Interface dataset entries:
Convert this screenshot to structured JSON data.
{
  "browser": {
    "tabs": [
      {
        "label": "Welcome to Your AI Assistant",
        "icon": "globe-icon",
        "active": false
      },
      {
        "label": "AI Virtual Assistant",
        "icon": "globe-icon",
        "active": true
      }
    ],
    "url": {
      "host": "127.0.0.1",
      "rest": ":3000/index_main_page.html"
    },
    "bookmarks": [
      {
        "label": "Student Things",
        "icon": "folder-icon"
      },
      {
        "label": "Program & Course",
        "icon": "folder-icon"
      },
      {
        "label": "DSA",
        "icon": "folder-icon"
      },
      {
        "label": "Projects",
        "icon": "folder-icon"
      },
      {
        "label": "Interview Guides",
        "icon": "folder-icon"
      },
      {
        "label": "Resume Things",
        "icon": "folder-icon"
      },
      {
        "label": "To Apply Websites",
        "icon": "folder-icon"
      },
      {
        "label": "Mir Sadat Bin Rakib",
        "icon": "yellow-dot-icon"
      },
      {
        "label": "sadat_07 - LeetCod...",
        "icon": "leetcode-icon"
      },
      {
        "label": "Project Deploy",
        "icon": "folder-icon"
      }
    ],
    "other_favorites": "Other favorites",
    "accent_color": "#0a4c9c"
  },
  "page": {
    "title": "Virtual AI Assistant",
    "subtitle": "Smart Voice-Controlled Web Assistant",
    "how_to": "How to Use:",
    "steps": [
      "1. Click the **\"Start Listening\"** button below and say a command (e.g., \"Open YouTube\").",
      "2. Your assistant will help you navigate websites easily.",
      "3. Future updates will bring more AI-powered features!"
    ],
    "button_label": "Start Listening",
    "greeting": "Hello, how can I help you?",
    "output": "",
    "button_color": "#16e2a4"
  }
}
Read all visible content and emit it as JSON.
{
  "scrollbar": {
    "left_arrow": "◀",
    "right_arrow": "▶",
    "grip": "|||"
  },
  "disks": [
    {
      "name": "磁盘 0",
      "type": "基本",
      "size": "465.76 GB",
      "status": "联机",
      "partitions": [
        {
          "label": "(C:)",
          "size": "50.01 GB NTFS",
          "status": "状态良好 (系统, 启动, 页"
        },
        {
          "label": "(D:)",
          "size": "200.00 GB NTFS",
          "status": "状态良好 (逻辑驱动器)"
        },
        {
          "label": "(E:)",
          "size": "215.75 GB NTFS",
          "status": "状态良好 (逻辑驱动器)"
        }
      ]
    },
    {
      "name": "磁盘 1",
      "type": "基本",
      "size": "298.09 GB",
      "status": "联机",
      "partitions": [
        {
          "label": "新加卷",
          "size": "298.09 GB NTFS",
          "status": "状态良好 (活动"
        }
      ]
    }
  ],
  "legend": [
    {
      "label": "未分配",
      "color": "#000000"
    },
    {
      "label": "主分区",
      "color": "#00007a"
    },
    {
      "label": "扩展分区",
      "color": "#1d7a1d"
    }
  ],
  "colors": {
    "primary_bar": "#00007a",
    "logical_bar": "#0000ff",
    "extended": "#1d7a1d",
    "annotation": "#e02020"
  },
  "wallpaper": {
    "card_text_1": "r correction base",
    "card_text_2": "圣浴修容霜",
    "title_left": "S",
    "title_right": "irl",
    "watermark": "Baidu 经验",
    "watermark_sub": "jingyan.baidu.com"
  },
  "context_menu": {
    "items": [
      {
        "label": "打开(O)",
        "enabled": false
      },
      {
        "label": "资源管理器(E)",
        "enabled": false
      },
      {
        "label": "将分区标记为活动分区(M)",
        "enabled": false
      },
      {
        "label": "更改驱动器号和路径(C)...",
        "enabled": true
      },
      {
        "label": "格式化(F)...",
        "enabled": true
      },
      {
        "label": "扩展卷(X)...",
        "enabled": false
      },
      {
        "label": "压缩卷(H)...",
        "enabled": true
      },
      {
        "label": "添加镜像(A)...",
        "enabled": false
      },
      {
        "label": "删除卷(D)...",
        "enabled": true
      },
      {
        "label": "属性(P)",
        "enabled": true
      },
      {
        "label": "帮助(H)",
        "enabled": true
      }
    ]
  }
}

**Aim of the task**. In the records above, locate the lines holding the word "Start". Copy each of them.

**Response to this exercise**.
      "1. Click the **\"Start Listening\"** button below and say a command (e.g., \"Open YouTube\").",
    "button_label": "Start Listening",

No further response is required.